### What needs to be done
All records below should be repeated exactly, with the pictures left out.

### Material for the task
'''

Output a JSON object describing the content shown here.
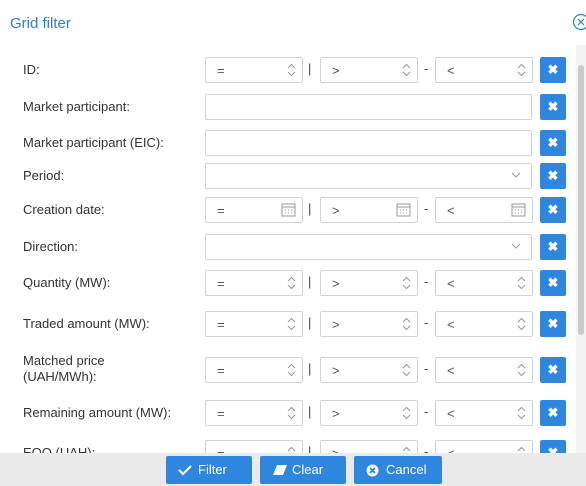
{
  "dialog": {
    "title": "Grid filter"
  },
  "operators": {
    "eq": "=",
    "gt": ">",
    "lt": "<",
    "pipe": "|",
    "dash": "-"
  },
  "fields": {
    "id": "ID:",
    "market_participant": "Market participant:",
    "market_participant_eic": "Market participant (EIC):",
    "period": "Period:",
    "creation_date": "Creation date:",
    "direction": "Direction:",
    "quantity": "Quantity (MW):",
    "traded_amount": "Traded amount (MW):",
    "matched_price": "Matched price (UAH/MWh):",
    "remaining_amount": "Remaining amount (MW):",
    "eoo": "EOO (UAH):"
  },
  "buttons": {
    "filter": "Filter",
    "clear": "Clear",
    "cancel": "Cancel"
  },
  "colors": {
    "accent": "#2e86de",
    "title": "#2e7fc8"
  }
}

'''

### Exercise answer
Output a JSON object describing the content shown here.
{
  "dialog": {
    "title": "Grid filter"
  },
  "operators": {
    "eq": "=",
    "gt": ">",
    "lt": "<",
    "pipe": "|",
    "dash": "-"
  },
  "fields": {
    "id": "ID:",
    "market_participant": "Market participant:",
    "market_participant_eic": "Market participant (EIC):",
    "period": "Period:",
    "creation_date": "Creation date:",
    "direction": "Direction:",
    "quantity": "Quantity (MW):",
    "traded_amount": "Traded amount (MW):",
    "matched_price": "Matched price (UAH/MWh):",
    "remaining_amount": "Remaining amount (MW):",
    "eoo": "EOO (UAH):"
  },
  "buttons": {
    "filter": "Filter",
    "clear": "Clear",
    "cancel": "Cancel"
  },
  "colors": {
    "accent": "#2e86de",
    "title": "#2e7fc8"
  }
}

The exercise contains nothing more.